To obtain a numerical solution, Eq. (2.2) is conventionally discretized on a regular rectangular grid with spacing \(\Delta x\). The involved partial derivatives are then approximated using finite difference schemes [63]. Additionally, it should be remarked that there is a difference between fast marching and narrow band LS methods [42]. In the former, the values of \(\phi (\vec {r},t)\) are stored in the entire domain, thus requiring the fast marching method to propagate the values from the interface [64], whereas in the latter only values near the surface are stored [65]. Both methods have found application (e.g., fast marching and narrow band respectively in Silvaco’s Victory Process [55] and ViennaTS [57]) and are used in this dissertation. Although developments in fast marching methods are an area of activity for researchers of the Christian Doppler Laboratory for High Performance TCAD [66, 67], a more detailed description is outside the scope of the presented research.
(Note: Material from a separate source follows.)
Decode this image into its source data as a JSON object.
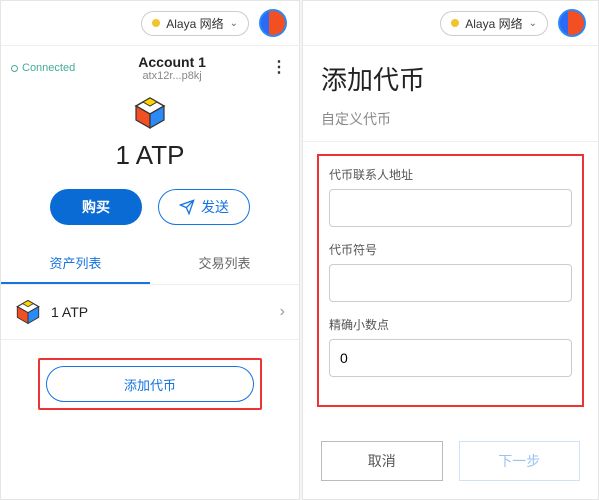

Instead, the principal focus of this dissertation is the study of phenomenological methods for the construction of the term \(v(\vec {r},t)\). For a reactive transport model to be useful for topography simulations, it should ultimately generate a velocity field, i.e., etch or growth rates must be determined for the whole surface. It is noteworthy that, for the method described by Eq. (2.2), only the normal component \(v(\vec {r},t)\) of the proper velocity field \(\vec {v}(\vec {r},t)\) is necessary. Therefore, it would be more accurate to describe \(v(\vec {r},t)\) as a speed field. However, for consistency with the established literature, this dissertation will hitherto refer to \(v(\vec {r},t)\) as the velocity field. When the involved process results in material deposition, the convention is that \(v(\vec {r},t)\) carries a positive sign. Then, \(v(\vec {r},t)\) can also be denoted as the growth rate \(\textit {GR}(\vec {r},t) = v(\vec {r},t)\). Etching processes result in an etch rate with a negative sign, i.e., the etch rate \(\textit {ER}(\vec {r},t) = -v(\vec {r},t)\).